f (a). f (b) < 0;
Then f (x) changes sign on [a,b], and f (x) = 0 has at least one root on the interval. Bisection method repeatedly halve the interval [a,b], keeping the half on which f (x) changes sign. It guaranteed to converge to a root.
Figure of Bisection Method:
More preciously, Suppose that we are given an interval [a,b] satisfying and an error tolerance ε > 0. Then the bisection method is consists of the following steps:
[B1.] Compute c = (a b)/2
[B2.] If b−c ≤ ε, then accept c as the root and stop the procedure.
[B3.] If f (a). f (c) ≤ 0, then set b = c else, set a = c. Go to step B1.
Convergence of Bisection Method:
In Bisection Method, the original interval is divided into half in each iteration. Thus, if error in ith iteration is εi = |xi − α|, and error in (i 1)th iteration is εi 1 = |xi 1− α|, then we have
Then by definition in section 16.1, sequence of approximations in bisection method is linearly convergent. Sometimes it is said Bisection method is linearly convergent. Further the rate of convergence of this method is 0.5.
Example: Find a real root of the equation x2 − 2x− 5 = 0.
Solution: Let f (x) = x3 − 2x− 5. Then f (2) = −1 and f (3) = 16, therefore a root lies between 2 and 3 and we take;
Since f (a). f (c) < 0, we choose [2,2.5] as the new interval. Then, again;
and f (a). f (c) < 0. Proceeding in this way, the following table is obtained.
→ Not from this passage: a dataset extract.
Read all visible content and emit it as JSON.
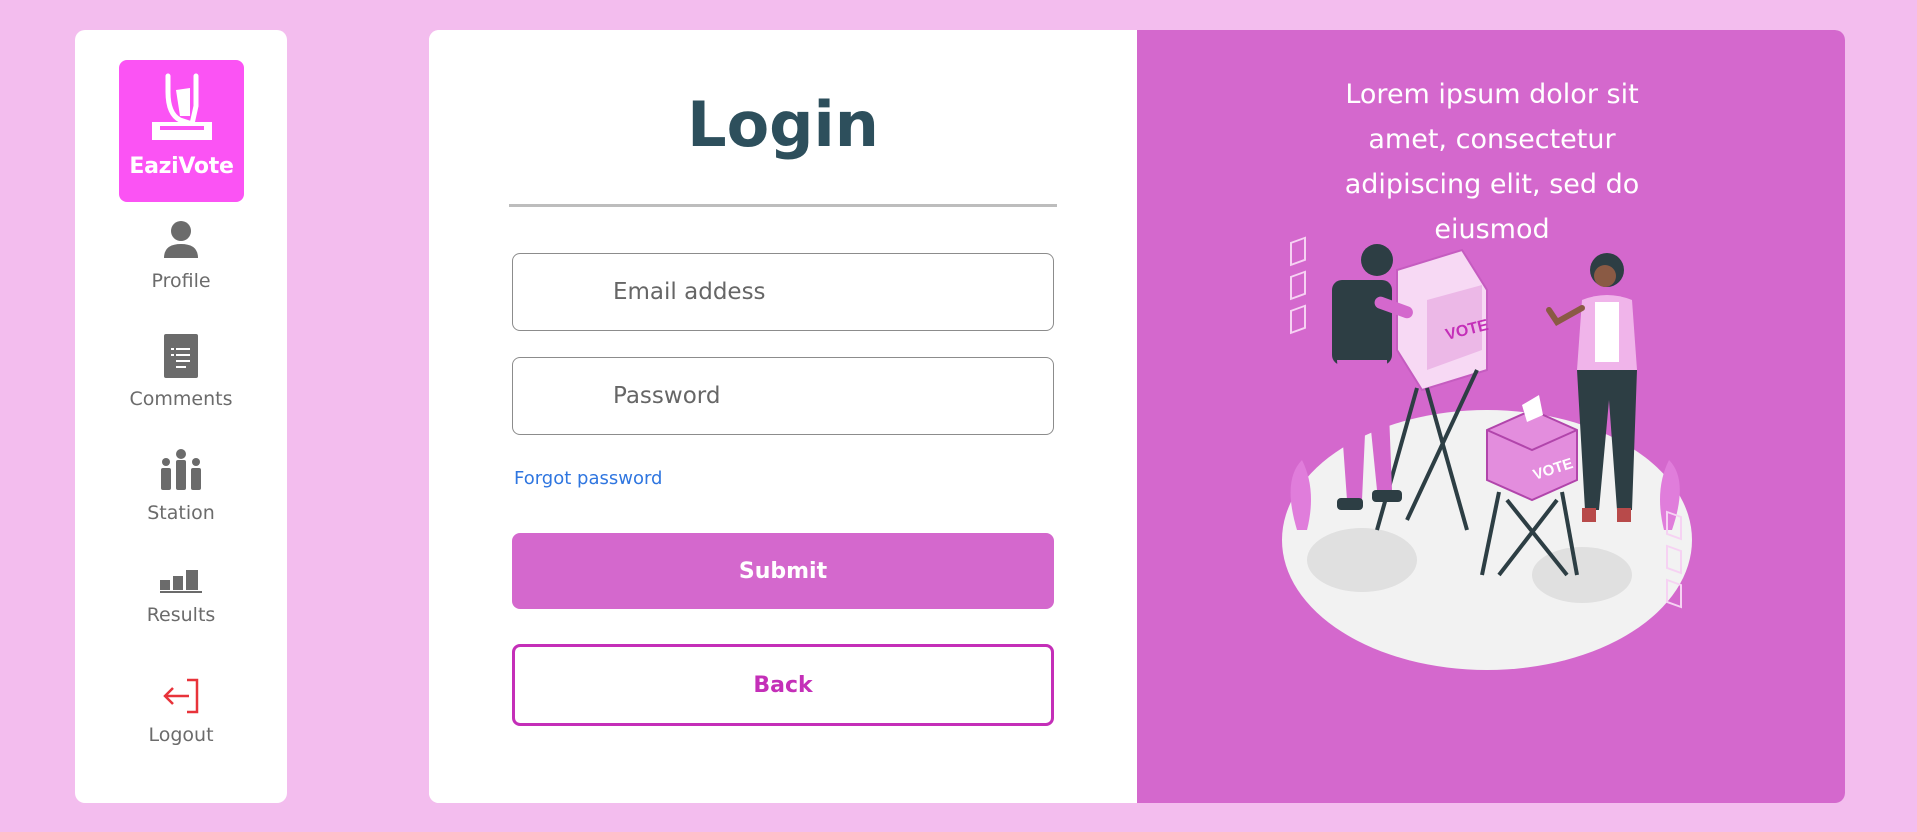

At n = 12, it is seen that the difference between two successive iterates is 0.0005 . Therefore root is 2.094